• To do:
Say how many of the lines below contain the word "oder"; nothing else belongs in the answer.

[Data extracted from a collection]
++++

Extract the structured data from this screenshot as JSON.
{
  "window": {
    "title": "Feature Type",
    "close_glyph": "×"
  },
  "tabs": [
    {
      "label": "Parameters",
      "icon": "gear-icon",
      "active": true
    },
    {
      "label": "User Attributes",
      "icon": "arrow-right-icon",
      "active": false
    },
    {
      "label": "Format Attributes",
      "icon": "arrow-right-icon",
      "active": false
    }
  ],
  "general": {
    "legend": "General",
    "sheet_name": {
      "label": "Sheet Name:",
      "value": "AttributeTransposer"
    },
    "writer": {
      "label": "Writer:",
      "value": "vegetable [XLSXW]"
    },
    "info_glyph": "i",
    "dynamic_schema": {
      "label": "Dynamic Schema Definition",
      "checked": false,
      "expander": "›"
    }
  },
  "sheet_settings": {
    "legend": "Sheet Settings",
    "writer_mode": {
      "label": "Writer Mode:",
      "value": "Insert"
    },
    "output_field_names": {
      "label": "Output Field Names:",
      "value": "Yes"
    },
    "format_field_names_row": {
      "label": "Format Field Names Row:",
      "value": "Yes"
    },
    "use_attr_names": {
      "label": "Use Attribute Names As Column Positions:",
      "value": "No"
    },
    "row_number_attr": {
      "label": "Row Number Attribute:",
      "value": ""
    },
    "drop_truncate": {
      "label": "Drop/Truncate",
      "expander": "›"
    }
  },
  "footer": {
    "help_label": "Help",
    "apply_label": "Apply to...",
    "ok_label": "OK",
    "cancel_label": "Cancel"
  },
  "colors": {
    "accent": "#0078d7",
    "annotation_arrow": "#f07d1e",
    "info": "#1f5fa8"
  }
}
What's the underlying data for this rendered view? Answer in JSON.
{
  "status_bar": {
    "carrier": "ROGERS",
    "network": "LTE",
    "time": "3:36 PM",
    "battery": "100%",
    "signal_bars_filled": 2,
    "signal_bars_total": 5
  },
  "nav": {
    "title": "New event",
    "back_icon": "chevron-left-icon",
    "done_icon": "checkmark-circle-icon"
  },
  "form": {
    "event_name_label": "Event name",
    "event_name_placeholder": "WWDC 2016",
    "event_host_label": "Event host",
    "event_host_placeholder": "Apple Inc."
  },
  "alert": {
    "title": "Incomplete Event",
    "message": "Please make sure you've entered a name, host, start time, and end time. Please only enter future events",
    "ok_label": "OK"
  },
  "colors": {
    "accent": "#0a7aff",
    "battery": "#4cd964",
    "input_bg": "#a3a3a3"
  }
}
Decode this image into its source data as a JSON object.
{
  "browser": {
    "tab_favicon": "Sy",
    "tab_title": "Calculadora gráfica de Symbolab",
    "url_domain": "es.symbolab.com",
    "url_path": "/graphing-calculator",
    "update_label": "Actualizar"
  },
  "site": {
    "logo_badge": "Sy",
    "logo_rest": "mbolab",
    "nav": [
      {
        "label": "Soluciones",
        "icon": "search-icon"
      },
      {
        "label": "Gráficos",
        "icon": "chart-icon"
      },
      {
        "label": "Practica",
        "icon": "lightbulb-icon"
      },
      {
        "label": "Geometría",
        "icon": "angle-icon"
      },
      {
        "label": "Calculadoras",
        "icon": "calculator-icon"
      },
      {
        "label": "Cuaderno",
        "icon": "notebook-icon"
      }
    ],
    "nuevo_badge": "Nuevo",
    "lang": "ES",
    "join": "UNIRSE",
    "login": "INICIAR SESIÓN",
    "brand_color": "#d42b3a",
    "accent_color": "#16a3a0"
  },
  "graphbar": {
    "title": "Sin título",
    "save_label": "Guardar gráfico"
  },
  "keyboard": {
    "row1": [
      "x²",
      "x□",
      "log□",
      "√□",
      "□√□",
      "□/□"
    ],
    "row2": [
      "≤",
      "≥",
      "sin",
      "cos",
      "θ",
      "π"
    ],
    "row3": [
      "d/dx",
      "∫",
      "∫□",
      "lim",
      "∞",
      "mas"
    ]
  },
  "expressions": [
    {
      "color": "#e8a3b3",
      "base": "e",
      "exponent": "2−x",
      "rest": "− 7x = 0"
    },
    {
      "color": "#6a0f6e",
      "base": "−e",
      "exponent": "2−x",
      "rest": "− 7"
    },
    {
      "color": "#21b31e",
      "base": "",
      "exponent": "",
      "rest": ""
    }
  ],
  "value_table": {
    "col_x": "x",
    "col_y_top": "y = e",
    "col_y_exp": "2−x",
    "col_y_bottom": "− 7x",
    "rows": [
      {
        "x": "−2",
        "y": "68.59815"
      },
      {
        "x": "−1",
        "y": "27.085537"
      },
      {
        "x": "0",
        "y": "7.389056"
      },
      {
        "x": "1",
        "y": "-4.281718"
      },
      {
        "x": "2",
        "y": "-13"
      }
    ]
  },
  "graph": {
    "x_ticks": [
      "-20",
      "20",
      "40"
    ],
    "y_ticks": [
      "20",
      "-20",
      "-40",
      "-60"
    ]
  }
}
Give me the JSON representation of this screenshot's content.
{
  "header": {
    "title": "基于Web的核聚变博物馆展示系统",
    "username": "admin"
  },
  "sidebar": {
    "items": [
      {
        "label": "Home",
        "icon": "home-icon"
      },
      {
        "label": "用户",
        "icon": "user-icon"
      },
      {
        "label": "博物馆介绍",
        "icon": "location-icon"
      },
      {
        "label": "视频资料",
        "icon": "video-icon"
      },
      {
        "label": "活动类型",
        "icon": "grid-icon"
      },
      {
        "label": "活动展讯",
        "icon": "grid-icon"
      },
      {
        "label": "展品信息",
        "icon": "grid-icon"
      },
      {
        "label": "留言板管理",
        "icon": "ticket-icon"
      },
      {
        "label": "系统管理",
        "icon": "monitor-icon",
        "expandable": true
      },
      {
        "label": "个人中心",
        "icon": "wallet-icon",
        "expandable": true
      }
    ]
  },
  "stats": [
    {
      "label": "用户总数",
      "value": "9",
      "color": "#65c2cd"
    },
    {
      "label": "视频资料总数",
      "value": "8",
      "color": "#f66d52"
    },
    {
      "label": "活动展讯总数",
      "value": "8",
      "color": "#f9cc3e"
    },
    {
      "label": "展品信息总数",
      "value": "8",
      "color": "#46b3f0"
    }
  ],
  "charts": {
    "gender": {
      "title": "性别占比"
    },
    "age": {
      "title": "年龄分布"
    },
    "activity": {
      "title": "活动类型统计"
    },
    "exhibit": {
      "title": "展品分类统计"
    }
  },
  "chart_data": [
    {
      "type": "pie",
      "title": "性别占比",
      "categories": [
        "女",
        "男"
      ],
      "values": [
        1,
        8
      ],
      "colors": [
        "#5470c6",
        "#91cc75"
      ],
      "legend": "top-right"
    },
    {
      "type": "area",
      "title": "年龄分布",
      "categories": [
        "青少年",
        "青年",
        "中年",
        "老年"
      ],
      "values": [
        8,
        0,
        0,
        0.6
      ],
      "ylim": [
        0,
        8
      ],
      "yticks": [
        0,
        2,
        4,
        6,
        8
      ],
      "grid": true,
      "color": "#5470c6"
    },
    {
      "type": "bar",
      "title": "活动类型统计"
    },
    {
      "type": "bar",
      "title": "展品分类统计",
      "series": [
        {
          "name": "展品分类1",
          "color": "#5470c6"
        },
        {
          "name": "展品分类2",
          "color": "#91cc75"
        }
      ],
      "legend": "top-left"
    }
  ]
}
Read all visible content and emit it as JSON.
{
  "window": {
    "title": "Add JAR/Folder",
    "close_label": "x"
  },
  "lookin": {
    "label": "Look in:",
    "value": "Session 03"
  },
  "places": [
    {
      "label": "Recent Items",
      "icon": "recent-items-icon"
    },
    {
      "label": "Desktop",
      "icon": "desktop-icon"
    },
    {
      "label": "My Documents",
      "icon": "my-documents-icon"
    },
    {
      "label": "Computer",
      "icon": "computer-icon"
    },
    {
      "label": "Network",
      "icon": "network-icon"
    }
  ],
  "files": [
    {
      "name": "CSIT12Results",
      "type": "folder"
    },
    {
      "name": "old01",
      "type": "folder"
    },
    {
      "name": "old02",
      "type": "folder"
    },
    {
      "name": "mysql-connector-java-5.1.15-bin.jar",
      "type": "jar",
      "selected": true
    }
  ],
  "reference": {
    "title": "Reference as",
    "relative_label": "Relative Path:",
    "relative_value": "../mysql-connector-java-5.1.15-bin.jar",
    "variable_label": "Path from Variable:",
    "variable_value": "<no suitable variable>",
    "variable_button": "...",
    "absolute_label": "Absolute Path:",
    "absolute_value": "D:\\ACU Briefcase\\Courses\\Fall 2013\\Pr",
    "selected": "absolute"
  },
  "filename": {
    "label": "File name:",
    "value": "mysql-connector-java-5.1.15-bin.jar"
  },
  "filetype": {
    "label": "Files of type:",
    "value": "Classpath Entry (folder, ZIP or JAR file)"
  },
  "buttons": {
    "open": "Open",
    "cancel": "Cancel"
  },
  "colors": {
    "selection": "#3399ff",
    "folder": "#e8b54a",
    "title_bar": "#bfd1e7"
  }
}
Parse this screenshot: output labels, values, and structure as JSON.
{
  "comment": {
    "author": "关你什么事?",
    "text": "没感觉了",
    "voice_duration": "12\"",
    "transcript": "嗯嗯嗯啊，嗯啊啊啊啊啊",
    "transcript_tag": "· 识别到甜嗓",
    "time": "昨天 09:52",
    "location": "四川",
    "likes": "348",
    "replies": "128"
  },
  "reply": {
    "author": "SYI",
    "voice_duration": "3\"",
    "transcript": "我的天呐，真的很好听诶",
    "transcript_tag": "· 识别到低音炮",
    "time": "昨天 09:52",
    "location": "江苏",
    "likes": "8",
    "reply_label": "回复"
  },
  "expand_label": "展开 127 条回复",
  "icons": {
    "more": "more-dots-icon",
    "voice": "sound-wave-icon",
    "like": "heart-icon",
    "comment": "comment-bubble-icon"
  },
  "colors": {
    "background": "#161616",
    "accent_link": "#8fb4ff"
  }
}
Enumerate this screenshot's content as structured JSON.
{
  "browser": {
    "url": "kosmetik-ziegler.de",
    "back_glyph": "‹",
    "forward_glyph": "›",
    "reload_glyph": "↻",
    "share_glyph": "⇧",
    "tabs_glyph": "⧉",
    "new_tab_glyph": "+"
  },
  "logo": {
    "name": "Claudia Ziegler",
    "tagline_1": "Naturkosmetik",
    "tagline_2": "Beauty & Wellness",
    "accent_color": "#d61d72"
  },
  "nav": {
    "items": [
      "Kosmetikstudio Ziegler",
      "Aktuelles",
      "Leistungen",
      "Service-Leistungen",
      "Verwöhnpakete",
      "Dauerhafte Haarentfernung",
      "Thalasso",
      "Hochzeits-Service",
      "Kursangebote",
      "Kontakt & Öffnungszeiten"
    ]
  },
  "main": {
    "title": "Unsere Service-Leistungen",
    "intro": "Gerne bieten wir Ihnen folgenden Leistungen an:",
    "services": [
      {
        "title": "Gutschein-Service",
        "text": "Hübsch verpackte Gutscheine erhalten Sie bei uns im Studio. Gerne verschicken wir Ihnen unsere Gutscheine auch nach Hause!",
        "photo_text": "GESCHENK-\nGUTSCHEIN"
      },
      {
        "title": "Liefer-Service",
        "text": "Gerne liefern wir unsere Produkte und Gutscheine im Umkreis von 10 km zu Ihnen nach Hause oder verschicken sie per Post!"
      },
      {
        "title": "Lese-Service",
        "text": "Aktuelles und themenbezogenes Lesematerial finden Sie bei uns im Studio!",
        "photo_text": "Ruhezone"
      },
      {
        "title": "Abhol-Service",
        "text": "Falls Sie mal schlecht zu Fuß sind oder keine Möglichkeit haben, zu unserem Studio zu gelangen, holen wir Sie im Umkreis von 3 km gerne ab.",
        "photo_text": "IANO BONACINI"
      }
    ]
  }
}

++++

• Answer for this exercise:
2